High risk intermediaries, however, require more capital to shut down in a systemic resolution regime. So while recent proposed legislation applies a critically undercapitalized capital ratio of 2% for all, logic suggests that resolving intermediaries at a high enough capital level to preserve going concern value and cover resolution costs would require higher critically-undercapitalized capital ratio thresholds for finance companies and investment banks.
Of course, setting that threshold too high, and the authorities are taking control of intermediaries that are not obviously at risk, seizing investor value and operating the firms indefinitely in the Administration’s “receivership” (the new word for conservatorship) status for what may appear to be little or no reason.
So, assuming such choices are politically palatable, how do we decide the baseline adequately-capitalized and critically-undercapitalized cutoffs for each type of intermediary? Recent proposals suggests letting FIRA decide.
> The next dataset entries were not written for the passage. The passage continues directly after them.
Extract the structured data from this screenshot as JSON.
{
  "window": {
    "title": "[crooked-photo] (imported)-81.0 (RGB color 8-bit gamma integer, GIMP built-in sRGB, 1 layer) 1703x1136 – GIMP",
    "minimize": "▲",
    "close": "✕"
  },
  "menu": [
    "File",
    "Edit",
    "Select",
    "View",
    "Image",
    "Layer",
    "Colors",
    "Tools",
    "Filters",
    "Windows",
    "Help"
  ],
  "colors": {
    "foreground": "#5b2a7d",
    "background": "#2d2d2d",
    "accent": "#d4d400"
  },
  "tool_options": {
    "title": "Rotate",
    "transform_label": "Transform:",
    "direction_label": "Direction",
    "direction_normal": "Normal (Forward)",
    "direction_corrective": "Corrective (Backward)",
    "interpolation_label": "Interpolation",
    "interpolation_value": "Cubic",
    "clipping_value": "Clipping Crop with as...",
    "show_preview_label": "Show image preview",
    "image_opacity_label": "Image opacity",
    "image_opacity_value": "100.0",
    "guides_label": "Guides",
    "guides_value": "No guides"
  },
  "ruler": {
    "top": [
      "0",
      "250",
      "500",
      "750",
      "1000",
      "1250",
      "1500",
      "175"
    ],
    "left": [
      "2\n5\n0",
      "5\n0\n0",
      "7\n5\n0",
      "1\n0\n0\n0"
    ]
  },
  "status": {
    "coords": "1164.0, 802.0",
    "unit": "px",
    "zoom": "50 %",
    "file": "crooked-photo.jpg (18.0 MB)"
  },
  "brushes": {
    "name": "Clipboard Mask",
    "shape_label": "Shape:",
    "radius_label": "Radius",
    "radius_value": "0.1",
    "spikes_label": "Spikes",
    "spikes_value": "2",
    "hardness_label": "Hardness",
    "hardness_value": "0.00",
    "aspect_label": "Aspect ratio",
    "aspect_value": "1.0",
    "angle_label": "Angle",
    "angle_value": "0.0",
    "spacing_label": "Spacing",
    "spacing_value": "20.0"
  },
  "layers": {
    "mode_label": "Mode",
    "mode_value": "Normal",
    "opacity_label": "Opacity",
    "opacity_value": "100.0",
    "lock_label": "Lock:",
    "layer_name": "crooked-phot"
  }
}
So, just as commercial banks and regulators have seconded personnel to Basel for twenty years now to negotiate capital rules, we will now second investment bank, finance company, and life and property & casualty insurance personnel to FIRA to debate capital requirement thresholds for every type of intermediary.
At the end of the day, however, the Basel Committee has been investigating proper regulatory capital ratios for banks for about twenty years now. Those Basel regulations still did not prevent the present banking crisis, so it is hard to see how expanding that regulatory paradigm under FIRA can be expected to have beneficial effects for other intermediaries.
† Hermann Moyse, Jr./Louisiana Bankers Association Professor of Finance, Louisiana State University, Senior Fellow at the Wharton School, and Partner, Empiris LLC. Contact information: email@example.com; (202) 683-8909 office. Copyright Joseph R. Mason, 2009. All rights reserved. Past commentaries and testimony are blogged on http://www.rgemonitor.com/financemarkets-monitor/bio/626/joseph_mason.